The relationship between type 2 diabetes and obstructive sleep apnea may be perceived as one of those “what came first, the chicken or the egg?” philosophical quandaries, but it seems like they are more one and the same than anything else. It is estimated that 50% of individuals who suffer from sleep apnea also have diabetes – in obese patients with type 2 diabetes, almost 86% have sleep apnea. The link is, indeed, unmistakable. It is commonly known that obesity is a risk factor for type 2 diabetes, but many people don’t know that sleep apnea can also be a risk factor. Understanding this link is important, because studies show that if you treat the sleep apnea – with regular CPAP therapy – you could also treat the diabetes.
What is the answer to fighting type 2 diabetes? The answer is simple: dedicated, nightly CPAP treatment.
You have probably heard a lot about type 2 diabetes, especially as America’s waist line gets bigger and bigger – we might as well change our slogan from “Land of the Free, Home of the Brave” to “Can You Put More Butter on This?” But many people don’t even know what type 2 diabetes is and why it’s so bad. Type 2 diabetes is a condition whereby your body does not produce enough insulin. Insulin is a hormone that is produced by the pancreas that tells the liver and other fat tissue to absorb glucose, which is most commonly known by its stage name: sugar. When the blood has too much glucose coursing through it, havoc can ensue. Type 2 diabetes is considered a metabolic disease that continually gets worse – symptoms may start as frequent urination, but if left untreated could cause blindness and even death.
How does sleep apnea cause diabetes?
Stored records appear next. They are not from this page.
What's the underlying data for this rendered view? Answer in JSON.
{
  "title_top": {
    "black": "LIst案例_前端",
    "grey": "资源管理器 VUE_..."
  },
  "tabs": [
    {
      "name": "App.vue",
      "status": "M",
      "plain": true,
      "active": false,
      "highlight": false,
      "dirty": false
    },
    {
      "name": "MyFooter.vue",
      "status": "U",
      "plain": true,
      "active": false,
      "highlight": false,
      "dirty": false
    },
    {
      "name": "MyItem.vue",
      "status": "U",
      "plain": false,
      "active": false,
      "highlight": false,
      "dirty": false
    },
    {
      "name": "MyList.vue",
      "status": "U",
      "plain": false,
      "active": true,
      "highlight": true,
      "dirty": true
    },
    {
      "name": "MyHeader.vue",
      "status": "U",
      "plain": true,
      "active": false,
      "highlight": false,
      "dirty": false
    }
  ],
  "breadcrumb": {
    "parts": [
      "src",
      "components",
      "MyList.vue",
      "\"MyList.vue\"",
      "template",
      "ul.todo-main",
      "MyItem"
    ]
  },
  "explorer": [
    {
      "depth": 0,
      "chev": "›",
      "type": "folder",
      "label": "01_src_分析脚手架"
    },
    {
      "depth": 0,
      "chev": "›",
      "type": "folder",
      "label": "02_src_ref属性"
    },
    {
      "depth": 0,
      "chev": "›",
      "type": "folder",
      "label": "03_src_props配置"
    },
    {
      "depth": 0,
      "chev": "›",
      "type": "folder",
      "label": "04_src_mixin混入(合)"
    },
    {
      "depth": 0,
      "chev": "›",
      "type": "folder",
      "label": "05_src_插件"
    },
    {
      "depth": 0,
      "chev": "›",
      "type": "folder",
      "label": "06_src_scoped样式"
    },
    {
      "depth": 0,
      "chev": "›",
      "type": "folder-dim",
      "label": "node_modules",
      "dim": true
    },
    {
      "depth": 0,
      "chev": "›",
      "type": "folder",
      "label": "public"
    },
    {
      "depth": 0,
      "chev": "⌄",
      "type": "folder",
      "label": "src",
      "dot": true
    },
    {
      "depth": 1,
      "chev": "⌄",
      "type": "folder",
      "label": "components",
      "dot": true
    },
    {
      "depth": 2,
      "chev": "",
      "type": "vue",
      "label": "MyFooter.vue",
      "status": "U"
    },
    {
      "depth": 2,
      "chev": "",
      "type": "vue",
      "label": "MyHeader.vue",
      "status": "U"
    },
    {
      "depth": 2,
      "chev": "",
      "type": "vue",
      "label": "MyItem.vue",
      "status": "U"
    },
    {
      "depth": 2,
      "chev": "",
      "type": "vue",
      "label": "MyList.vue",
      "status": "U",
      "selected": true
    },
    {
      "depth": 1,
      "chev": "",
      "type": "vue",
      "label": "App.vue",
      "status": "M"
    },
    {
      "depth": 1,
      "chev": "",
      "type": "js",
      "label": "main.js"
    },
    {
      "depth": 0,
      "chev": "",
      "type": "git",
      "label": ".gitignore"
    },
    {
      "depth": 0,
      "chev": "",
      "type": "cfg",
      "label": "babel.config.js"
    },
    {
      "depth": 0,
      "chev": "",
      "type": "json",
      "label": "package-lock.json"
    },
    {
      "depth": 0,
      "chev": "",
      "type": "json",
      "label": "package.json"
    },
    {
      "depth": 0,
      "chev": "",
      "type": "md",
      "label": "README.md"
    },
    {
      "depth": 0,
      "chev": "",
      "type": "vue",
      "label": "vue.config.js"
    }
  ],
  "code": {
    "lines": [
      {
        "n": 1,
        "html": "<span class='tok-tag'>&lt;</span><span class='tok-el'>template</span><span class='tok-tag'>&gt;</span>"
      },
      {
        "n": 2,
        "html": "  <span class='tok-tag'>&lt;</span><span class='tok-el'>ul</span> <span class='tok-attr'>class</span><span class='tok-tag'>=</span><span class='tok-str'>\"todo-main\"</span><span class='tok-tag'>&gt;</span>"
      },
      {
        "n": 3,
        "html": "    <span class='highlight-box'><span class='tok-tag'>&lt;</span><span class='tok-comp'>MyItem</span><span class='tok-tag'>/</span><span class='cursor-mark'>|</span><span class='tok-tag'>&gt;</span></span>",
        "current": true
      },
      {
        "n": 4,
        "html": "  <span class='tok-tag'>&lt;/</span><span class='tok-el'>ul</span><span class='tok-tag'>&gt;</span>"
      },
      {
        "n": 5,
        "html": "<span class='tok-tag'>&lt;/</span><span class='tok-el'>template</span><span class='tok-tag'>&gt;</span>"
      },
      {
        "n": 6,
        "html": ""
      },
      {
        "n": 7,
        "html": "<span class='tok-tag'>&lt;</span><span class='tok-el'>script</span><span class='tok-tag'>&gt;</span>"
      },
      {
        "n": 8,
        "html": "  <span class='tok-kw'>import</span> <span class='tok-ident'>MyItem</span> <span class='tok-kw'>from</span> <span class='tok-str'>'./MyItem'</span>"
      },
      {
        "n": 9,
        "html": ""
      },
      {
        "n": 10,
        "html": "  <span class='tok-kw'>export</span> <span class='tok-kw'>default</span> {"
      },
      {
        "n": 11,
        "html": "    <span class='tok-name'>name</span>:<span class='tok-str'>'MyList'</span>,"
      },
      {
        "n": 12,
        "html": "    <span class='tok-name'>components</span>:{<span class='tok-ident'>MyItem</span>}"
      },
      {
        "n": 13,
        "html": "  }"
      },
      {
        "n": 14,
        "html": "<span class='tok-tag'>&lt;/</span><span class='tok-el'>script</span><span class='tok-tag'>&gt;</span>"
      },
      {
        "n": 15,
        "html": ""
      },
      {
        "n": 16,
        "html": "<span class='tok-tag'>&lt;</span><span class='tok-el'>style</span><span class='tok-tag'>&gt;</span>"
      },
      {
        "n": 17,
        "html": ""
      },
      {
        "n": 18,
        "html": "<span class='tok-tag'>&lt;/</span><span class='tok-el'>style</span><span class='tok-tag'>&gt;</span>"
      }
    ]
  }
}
Obstructive sleep apnea causes the sufferer to stop breathing for multiple minutes – sometimes hundreds of times a night. You can think of it like continually getting dunked underwater by your older brother’s annoying friends, but instead of doing it a few times – they keep doing it and doing and doing it – each time slowly starving you of oxygen. Overtime, this can start to affect your body’s ability to produce insulin and tolerate glucose, which can cause the sleep apnea sufferer to essentially become diabetic. Some of the initial onset symptoms of diabetes include feeling exceptionally thirsty, nauseous, and lightheaded. The real kicker is that diabetes can also negatively affect your sleeping patterns – as if sleep apnea hasn’t done enough damage in that department!
What is the answer to fighting type 2 diabetes? The answer is simple: dedicated, nightly CPAP treatment. When it comes to type 2 diabetes and obstructive sleep apnea, CPAP has been the hero in countless medical studies. CPAP can improve insulin production and it can level out glucose levels. Basically, CPAP therapy restores your body’s equilibrium and provides an adequate level of oxygen to flow, which can have incredibly mind-blowing restorative powers. Not only does CPAP restore blood oxygen levels, but it also offers a better night’s sleep, which can be healing in and of itself. CPAP therapy can also significantly reduce your chances of becoming diabetic in the first place. So, what is the next logical step? Obviously, if you have sleep apnea, it is critical that you undergo nightly CPAP treatment. Do it for your health and for your quality of life – if you have people you love and who love you, do it for them too.